Stand up for your ideals

By The Advocate, Editorial Board

Our democracy has been compromised. We are living in a time in which the best presidential candidates our primary election process could produce are a lying career politician and a corrupt real estate mogul.

It is the most important election cycle in our history as a nation, and we are told to vote for one person at the risk of having the other become president.

Do not fall into the false dilemma that is posed by the two largest, and most perverse, political parties the United States has ever seen.

We should not have to vote for the lesser of two evils out of fear, despite what mainstream news outlets cram down our throats. We should be able to vote for someone who reflects our values through their actions, not through misleading rhetoric.

Many people are so focused on the candidates’ mudslinging that they forget about the federal legislation that allowed these juggernauts to plow over their competition in the primaries.

As long as Citizens United, the 2010 Supreme Court decision that allows corporations to form super political action committees (PACs) to be their voice, stands, our voting rights will remain restricted.

These super PACs are able to funnel unlimited amounts of money to a candidate’s campaign. This is the corporate version of freedom of speech — the best form of politics money can buy.

The original Citizens United PAC was created in 1988, with major funding from the Koch Brothers, to restrict government regulations while increasing the voices of corporations.

Super PACs, which represent various industries and their interests, view elections as a means to maximize investments rather than an opportunity to make a better society.

According to the Center of Responsive Politics, Donald Trump and Hillary Clinton have raised a combined $1.3 billion through their campaign committees. Their respective super PACs raised a total of $594 million.

How can a normal citizen compete?

Even Democratic presidential contender Sen. Bernie Sanders, who raised the most money from small, individual donations of any political campaign in U.S. history, couldn’t compete with the big donors.

Sanders raised $185.8 million in increments of about $27 per donation, but he was no match for the machine that is the Clinton campaign.

Yet people who plan to vote “third party” are categorized as idealists who have no understanding of the political process by news outlets like CNN, FOX or MSNBC.

This line is misleading. Is there a chance that voting for a third party candidate may take away votes from Clinton or Trump? Of course. That is the point.

Candidates should not run for any political office if they feel entitled to that position. That is an oligarchy, not democracy.

The people who realize that our electoral process is a sham are people who are the most informed.
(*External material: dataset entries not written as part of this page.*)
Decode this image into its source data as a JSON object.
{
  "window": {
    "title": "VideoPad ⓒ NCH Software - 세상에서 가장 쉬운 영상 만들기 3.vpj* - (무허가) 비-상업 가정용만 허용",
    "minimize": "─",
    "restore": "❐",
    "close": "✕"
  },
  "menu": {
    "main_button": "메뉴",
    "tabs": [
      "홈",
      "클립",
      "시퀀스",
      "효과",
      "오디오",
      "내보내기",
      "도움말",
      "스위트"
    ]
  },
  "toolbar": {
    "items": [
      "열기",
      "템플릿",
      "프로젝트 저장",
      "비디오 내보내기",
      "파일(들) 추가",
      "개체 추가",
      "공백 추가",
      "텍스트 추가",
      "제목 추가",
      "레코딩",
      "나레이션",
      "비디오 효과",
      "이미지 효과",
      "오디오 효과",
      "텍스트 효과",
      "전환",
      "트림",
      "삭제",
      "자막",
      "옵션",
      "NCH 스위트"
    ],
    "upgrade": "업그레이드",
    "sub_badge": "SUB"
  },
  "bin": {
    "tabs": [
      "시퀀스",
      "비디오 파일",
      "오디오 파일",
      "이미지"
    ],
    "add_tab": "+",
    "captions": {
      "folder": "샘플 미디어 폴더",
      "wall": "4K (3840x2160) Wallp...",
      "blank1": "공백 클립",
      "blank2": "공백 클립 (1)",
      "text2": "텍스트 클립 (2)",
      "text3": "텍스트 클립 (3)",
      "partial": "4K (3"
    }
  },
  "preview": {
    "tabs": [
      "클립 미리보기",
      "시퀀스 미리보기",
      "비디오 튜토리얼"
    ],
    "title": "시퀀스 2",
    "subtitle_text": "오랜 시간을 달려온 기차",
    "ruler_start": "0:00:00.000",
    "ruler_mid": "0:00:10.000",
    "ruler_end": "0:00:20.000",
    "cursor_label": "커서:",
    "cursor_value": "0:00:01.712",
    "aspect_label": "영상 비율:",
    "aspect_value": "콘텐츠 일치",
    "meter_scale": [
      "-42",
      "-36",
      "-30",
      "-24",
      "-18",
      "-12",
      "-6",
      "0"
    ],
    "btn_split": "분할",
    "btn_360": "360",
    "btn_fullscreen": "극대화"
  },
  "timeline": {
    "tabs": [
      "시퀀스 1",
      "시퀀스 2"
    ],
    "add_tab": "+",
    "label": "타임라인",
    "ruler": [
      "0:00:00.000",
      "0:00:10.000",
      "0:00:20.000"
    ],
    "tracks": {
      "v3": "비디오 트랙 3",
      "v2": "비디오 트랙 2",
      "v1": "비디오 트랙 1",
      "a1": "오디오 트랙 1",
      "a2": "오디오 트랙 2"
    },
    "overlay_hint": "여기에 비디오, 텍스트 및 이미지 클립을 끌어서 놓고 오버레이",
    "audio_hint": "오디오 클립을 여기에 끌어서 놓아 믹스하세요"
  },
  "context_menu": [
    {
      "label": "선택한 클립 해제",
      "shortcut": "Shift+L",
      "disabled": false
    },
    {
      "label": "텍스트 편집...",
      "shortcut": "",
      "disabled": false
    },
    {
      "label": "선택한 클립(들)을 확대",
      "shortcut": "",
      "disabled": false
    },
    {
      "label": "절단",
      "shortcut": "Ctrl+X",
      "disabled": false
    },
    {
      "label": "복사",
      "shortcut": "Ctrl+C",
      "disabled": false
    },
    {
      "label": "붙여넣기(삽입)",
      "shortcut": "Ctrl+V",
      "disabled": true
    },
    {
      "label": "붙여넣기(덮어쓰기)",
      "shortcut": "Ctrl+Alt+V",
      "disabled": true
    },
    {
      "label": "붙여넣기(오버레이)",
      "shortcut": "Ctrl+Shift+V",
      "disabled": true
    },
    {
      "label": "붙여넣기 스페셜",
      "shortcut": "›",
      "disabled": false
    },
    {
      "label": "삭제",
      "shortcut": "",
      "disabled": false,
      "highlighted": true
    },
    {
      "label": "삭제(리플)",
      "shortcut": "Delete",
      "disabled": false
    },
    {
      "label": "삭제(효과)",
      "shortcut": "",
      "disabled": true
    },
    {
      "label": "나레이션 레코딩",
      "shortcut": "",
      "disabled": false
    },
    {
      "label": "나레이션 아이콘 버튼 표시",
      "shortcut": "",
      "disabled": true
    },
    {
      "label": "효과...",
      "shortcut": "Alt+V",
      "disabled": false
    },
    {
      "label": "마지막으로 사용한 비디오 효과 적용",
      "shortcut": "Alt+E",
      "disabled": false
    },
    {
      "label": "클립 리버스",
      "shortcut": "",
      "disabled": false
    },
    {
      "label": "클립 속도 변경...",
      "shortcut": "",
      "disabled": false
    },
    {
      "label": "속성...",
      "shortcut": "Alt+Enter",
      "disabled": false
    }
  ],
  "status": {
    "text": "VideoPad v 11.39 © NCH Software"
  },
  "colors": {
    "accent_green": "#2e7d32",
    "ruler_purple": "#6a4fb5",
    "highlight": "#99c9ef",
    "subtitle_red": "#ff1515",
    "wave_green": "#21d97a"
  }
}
And they are the most willing to establish an equitable election process — a process that does not favor our nation’s elite families.

Your vote should matter, but due to the influx of corporate money and private interests we are told to vote for the most likable puppet.